THE BBC kept £100,000 it had raised for deprived children after discovering none of them had paid their licence fee, the Corporation said last night.

BBC bosses are demanding an on-screen apology from the children, and warning that if they do not buy a licence immediately they will pass their details to the police.

Mark Thompson, BBC director general, said: "Over the years we’ve raised millions for these kids, minus the usual handling fees, bank charges, agent’s commission, and VAT – and this is how they repay us.

"Do they ever write and say thank-you? Yes, actually a lot of them do, and it’s very useful as we can check all the addresses against our records.

"We knock on the door, the parents deny having a telly, and then we show them little Johnny’s letter about how much he loves watching Shenzo Super Bang-Bang Squad on Cbeebies. It's cuffs on and down the nick."

Gemma Harding, a poor child with leukaemia, said: "I don’t blame the BBC for going after these children.
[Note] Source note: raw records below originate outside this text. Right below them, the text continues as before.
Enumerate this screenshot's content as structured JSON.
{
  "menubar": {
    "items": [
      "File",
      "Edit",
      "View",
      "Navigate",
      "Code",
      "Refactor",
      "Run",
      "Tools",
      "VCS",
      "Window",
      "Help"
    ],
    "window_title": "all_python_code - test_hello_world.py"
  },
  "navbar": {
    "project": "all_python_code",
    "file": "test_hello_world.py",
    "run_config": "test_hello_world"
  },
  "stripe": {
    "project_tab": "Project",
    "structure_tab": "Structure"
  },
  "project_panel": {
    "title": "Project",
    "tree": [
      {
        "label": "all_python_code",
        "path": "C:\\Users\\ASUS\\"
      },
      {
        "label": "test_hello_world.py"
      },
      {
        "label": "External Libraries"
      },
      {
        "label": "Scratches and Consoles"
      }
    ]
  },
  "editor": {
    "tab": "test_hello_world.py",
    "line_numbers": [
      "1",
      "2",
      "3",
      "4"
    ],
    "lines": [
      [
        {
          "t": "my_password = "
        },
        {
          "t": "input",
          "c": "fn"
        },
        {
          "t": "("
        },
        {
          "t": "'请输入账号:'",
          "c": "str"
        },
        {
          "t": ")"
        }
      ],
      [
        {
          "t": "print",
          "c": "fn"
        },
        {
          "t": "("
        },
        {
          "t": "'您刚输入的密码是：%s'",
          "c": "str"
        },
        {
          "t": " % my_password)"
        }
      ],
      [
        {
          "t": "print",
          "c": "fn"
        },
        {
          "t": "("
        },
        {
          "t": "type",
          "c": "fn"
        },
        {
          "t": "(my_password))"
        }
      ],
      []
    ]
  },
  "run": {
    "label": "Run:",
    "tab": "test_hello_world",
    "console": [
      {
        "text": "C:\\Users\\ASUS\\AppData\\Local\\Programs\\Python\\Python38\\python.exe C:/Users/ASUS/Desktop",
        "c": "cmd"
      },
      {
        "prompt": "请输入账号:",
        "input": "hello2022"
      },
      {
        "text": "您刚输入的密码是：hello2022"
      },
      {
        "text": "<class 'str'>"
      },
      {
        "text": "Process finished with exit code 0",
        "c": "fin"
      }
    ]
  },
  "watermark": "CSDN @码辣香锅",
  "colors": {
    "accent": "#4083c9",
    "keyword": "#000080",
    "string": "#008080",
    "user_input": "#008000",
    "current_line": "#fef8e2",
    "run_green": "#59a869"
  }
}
The new series of Strictly Come Dancing on Ice must take priority."

A BBC spokesman said the money would now be used to buy Jonathan Ross a new leopard.